|Sanofi CEO Olivier Brandicourt|
Very public run-ins between ex-Sanofi CEO Chris Viehbacher and France's powerful unions were one factor that reportedly cost him his job. Now his replacement, Olivier Brandicourt, will see if he can do any better as he tries to negotiate a deal to significantly boost efficiencies at the company's French production sites.
In a meeting with union workers shortly after being named CEO, Brandicourt told union members that the costs of French manufacturing operations were a drag on earnings and that he intended to fix that. The company is now negotiating with one group, and according to information union members provided Reuters, Sanofi ($SNY) is looking for a 20% to 25% boost in productivity over three years.
A document the union gave the news service indicates the French drugmaker intends to keep a strong manufacturing presence in its home country but wants its French operations to be more in line with the costs at facilities in Eastern Europe. Reuters reports that union members believe the plan will lead to job cuts. The company has nearly 110,000 employees worldwide, including 27,000 in France.
A company spokeswoman told Reuters in an email that the company wants "to preserve our competitiveness in France in a sustainable way." She said: "Only one negotiation process is currently underway at the level of pharmaceutical production in France, which excludes vaccines, animal health, biological products." She also pointed out the company has added more production staff this year in France than in previous years.
Some details are expected to be offered when Brandicourt lays out his 5-year strategic plan for Sanofi during an investor day event in November. After he announced in July a plan to reorganize the company into 5 operating groups, a Sanofi spokesperson told French news media that the revamp did not envision significant jobs cuts.

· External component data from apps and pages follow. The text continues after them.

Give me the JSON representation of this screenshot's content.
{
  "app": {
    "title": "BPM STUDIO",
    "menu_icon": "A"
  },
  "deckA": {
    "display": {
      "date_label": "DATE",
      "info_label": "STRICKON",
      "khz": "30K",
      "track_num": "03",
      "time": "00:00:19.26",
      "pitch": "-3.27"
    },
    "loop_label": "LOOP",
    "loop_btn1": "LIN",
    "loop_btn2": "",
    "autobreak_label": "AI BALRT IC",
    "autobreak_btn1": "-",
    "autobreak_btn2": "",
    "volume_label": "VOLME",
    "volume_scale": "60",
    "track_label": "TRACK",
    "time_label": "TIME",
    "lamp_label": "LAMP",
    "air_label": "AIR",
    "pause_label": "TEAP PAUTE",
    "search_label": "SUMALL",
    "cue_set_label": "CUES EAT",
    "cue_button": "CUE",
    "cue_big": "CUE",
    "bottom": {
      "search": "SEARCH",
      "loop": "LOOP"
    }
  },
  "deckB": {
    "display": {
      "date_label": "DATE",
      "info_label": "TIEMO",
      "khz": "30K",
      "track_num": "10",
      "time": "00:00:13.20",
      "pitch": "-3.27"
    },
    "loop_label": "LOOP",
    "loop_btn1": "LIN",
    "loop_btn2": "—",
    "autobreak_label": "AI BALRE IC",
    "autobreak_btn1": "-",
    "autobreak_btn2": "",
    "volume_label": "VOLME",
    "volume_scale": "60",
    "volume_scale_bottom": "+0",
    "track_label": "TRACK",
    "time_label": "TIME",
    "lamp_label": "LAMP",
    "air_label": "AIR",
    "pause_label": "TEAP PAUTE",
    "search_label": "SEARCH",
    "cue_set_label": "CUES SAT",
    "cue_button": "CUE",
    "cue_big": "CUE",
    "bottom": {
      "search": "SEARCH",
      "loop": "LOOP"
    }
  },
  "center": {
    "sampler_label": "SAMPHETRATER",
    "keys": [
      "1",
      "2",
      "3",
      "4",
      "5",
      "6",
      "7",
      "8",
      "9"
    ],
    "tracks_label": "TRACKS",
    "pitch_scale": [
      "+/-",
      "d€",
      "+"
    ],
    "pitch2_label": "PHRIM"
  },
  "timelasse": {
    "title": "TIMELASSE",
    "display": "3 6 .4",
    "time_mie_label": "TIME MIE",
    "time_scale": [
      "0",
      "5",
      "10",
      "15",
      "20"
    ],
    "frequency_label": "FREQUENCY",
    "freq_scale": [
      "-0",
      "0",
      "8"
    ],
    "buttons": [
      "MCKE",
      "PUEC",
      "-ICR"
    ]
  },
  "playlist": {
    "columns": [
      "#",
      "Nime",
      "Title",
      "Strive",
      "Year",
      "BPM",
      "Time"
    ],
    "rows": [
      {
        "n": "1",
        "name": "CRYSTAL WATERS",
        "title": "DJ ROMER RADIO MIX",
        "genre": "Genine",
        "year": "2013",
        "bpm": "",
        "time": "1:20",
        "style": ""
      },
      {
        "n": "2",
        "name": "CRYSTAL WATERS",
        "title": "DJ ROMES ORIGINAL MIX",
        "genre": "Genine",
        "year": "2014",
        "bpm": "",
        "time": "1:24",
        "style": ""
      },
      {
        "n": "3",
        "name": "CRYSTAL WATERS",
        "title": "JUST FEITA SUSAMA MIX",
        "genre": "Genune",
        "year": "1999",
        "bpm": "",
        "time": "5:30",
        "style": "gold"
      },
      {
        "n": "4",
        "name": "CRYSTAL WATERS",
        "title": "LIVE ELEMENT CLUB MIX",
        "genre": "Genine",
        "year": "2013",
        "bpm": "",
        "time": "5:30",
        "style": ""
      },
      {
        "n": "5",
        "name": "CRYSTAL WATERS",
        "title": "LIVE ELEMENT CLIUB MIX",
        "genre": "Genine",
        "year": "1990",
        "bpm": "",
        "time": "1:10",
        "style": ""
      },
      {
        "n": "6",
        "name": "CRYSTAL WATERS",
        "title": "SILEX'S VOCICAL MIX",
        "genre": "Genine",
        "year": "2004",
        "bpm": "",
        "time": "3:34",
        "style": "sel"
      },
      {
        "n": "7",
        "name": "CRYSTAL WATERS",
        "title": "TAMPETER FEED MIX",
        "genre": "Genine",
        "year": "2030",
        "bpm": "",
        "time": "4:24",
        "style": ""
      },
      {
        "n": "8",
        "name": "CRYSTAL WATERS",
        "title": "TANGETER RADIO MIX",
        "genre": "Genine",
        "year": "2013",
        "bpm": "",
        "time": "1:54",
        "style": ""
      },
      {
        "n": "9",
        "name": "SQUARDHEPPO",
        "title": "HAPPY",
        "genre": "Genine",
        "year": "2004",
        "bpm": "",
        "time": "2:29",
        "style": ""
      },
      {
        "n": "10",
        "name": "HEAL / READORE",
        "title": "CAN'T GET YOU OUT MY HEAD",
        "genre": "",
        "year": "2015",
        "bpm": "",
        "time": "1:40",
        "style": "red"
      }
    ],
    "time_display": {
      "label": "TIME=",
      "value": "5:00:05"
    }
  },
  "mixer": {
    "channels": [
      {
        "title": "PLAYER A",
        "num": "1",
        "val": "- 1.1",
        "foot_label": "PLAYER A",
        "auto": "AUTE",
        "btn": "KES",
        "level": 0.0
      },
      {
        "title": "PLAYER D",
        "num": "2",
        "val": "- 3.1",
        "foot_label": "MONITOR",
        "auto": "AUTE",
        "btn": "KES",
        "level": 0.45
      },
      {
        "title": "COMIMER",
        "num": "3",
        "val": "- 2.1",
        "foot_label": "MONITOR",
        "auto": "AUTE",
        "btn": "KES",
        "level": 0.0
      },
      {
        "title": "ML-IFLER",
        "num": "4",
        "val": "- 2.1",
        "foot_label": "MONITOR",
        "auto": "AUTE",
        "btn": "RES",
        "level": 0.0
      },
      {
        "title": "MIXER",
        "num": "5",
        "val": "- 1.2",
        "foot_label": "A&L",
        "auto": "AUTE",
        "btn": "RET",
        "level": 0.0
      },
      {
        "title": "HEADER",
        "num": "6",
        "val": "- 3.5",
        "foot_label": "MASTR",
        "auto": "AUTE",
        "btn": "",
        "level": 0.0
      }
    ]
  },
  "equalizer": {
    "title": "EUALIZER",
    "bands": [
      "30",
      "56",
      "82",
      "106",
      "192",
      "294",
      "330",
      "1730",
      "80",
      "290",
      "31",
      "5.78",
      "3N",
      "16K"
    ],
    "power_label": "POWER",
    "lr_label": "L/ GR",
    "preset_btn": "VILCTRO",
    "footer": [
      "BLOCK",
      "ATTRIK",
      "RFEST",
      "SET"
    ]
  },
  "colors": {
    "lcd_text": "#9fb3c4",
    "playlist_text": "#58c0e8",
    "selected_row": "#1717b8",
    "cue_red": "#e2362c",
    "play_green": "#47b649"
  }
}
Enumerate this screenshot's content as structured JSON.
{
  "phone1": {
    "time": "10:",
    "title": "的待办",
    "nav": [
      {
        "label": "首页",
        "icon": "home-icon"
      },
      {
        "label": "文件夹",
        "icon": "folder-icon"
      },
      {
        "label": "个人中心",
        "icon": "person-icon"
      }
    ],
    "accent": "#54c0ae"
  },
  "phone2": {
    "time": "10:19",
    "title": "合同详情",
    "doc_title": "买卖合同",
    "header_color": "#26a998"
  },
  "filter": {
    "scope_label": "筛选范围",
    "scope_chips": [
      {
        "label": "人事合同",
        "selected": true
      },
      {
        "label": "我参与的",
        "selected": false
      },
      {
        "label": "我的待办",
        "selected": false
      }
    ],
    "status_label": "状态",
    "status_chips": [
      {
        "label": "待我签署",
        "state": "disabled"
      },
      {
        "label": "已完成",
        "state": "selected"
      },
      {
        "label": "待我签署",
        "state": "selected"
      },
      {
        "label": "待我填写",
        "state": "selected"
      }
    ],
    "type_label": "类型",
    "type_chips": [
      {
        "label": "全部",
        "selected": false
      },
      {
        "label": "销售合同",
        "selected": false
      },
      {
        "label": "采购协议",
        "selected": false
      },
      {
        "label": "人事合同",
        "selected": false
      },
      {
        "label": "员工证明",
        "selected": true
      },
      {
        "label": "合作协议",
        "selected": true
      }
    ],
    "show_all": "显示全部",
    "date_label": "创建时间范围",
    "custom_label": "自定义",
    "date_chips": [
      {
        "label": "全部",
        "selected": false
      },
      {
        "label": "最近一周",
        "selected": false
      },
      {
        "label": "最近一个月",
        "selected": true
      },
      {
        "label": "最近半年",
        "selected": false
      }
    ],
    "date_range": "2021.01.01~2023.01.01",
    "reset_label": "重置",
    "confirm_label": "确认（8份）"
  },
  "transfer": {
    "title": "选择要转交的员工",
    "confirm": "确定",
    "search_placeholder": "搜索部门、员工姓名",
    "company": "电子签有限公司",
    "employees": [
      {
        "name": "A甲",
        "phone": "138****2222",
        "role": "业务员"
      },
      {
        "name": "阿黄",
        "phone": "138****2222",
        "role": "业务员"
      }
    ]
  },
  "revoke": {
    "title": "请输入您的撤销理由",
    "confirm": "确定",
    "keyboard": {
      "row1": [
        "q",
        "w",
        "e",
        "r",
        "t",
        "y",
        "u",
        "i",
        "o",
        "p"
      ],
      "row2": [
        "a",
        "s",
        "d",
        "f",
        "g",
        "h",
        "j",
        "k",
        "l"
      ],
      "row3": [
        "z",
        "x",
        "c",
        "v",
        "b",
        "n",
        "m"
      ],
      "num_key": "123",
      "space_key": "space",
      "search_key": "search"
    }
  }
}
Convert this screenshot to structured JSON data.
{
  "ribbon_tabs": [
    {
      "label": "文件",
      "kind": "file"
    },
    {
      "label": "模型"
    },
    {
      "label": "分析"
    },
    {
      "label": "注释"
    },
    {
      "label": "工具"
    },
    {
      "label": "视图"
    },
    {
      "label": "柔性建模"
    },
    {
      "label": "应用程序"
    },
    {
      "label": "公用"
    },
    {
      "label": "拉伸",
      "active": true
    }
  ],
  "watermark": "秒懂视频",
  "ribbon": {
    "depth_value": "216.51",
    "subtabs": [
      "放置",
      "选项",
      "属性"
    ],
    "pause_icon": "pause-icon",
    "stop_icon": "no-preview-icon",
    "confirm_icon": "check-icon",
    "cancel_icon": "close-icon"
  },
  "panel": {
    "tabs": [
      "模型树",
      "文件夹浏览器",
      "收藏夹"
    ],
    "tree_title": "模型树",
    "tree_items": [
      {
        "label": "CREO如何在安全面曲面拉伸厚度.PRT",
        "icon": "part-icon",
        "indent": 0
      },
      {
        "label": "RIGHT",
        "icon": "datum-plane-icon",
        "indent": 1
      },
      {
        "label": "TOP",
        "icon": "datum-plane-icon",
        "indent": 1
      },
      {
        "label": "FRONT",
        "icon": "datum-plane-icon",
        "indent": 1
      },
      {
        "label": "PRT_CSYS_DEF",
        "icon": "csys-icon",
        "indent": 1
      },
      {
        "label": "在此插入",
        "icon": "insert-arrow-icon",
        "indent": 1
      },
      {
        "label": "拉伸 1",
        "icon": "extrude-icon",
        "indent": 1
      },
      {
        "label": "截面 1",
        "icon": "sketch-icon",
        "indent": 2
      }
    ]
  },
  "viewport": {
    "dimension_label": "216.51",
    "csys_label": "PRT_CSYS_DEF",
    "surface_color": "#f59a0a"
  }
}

|Former Sanofi CEO Chris Viehbacher|
Viehbacher in 2012 made France the focus of R&D cost cutting, complaining publicly that Sanofi's R&D operations there were sucking up money without developing an important product in two decades. But he encountered huge resistance from unions and powerful government officials when he said he intended to whack Sanofi's workforce in France by 5% to 7%, about 2,500 jobs. The strikes, public protests and pushback from politicians were reportedly embarrassing to Sanofi's French board members. Viehbacher had to back down, reducing the cuts to about 900 and even then they took two years to be finalized. When Chairman Serge Weinberg explained Viehbacher's firing last year, he said the CEO had acted too independently.
- read the Reuters story